PROBLEM TO WORK ON:
Across all the entries below, how many lines mention the string "false"? Respond with a single number.

App and web page records:
━━━━━━━━━━━━━━━━
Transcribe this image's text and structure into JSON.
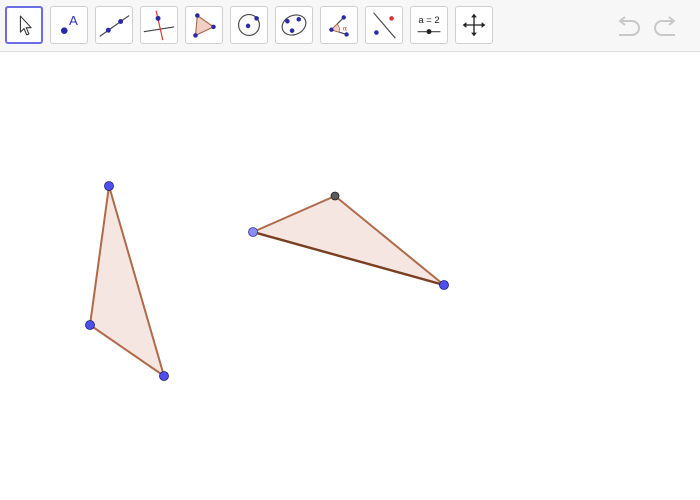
{
  "toolbar": {
    "tools": [
      {
        "name": "move-tool"
      },
      {
        "name": "point-tool"
      },
      {
        "name": "line-tool"
      },
      {
        "name": "perpendicular-line-tool"
      },
      {
        "name": "polygon-tool"
      },
      {
        "name": "circle-center-point-tool"
      },
      {
        "name": "conic-tool"
      },
      {
        "name": "angle-tool"
      },
      {
        "name": "reflect-about-line-tool"
      },
      {
        "name": "slider-tool",
        "label": "a = 2"
      },
      {
        "name": "move-graphics-view-tool"
      }
    ],
    "selected_tool": "move-tool",
    "undo_enabled": false,
    "redo_enabled": false
  },
  "colors": {
    "selected_border": "#6c6ce6",
    "polygon_stroke": "#b0694a",
    "polygon_fill": "#f5e6e1",
    "point_fill": "#4f4fef",
    "point_dark": "#5a5a5a",
    "point_light": "#8a8cf4"
  }
}
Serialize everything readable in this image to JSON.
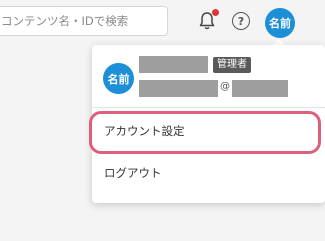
{
  "header": {
    "search_placeholder": "コンテンツ名・IDで検索",
    "help_symbol": "?",
    "avatar_initials": "名前",
    "notification_dot_color": "#e0333b"
  },
  "user_menu": {
    "avatar_initials": "名前",
    "role_badge": "管理者",
    "email_at": "@",
    "items": [
      {
        "label": "アカウント設定"
      },
      {
        "label": "ログアウト"
      }
    ]
  },
  "colors": {
    "accent": "#1d8fd6",
    "highlight_outline": "#dc5f7d"
  }
}
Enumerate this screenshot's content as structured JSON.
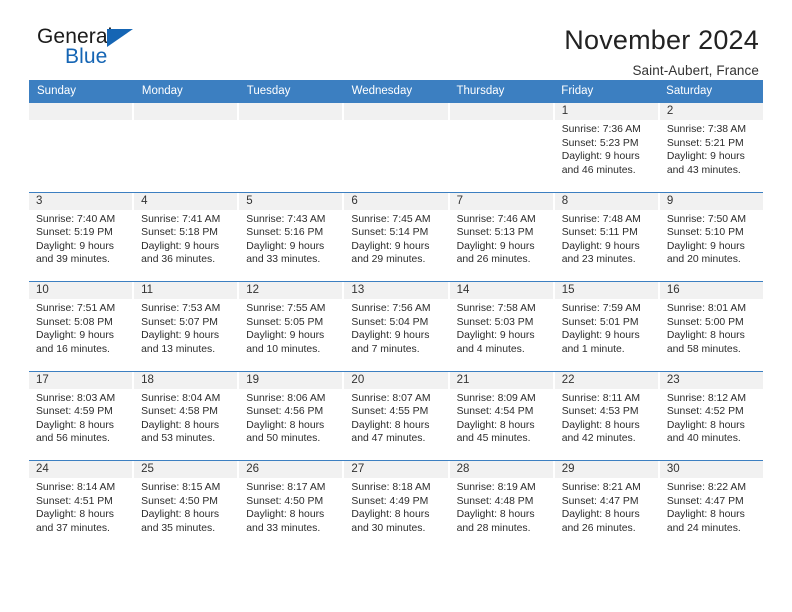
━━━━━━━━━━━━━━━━
ANSWER SECTION:
2